The study results showed energy saving of 4.1–10.1% in residential end-use energy consumption by using these simple methods.
Kamiel and Wei Yang and Yaolin Lin, associate professors at the Wuhan University of Technology in China used a holistic and integrated model (BMEOE), which considers the building enclosure, mechanical system, electrical appliances, occupants' behavior, and external environment to simulate the building energy consumption.
Data was collected from 270 households including single and multiple units, as well as different heating methods. All houses were located in the city of Oshawa, Ontario.
The study published in Frontiers advises occupants to vary the thermostat set point temperature to reduce cooling and heating energy demands and to pay attention to the time of use of electrical appliances to avoid peak electricity demand time during the day.
Appropriate window shades can help reduce energy costs. In winter, all it takes is to keep windows closed and augment power by adding solar panels to reduce the heating load. The thermostat temperature needs slight adjustment only during transitional seasons. Finally, of course turn off lights when not needed.
"I was interested to find the trends of energy use in typical households and to understand the consumer behavior and the reasons behind high and low energy consumption. I have a strong belief that, if society boosts energy conservation (as well as other resources), we will have less of a challenge meeting future demands," explained Dr. Gabriel Kamiel.
The least energy consumption was found by applying 0% shading in winter, 50% shading during the transition season, and 100% shading in summer. The next best was seen by raising the thermostat setpoint from 22°C to 24°C in summer while the lowest heating energy consumption seen where more lighting was turned on which generates additional heating in winter, and also a lower thermostat setpoint of 22°C was used in winter.
To calculate the building energy consumption, the researchers simulated the occupants' possible activities on different days for various types of housing using a number of heating and cooling methods. These activities included turning on lights, using electrical appliances and the continuous adjustment of the thermostat.

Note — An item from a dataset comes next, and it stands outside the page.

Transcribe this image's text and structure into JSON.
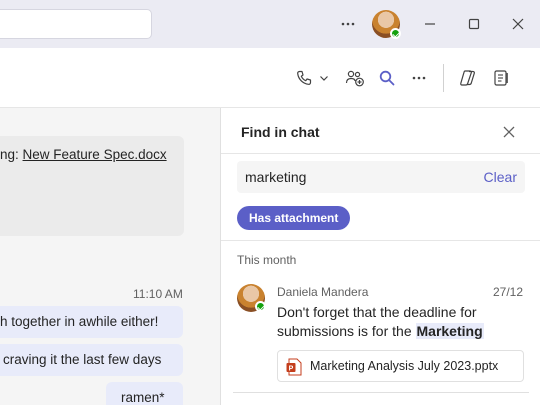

Several earlier studies have shown that occupant behaviors significantly affect the energy demand of buildings. Over 50 percent of home energy consumption is taken up by cooling and heating needs, but entertainment, appliances, lighting and gadgets are beginning to catch up.The average American home uses 11,700 kWh each year, causing about 7 tonnes of carbon emissions. The global average electricity consumption for households with electricity was roughly 3,500 kWh in 2010.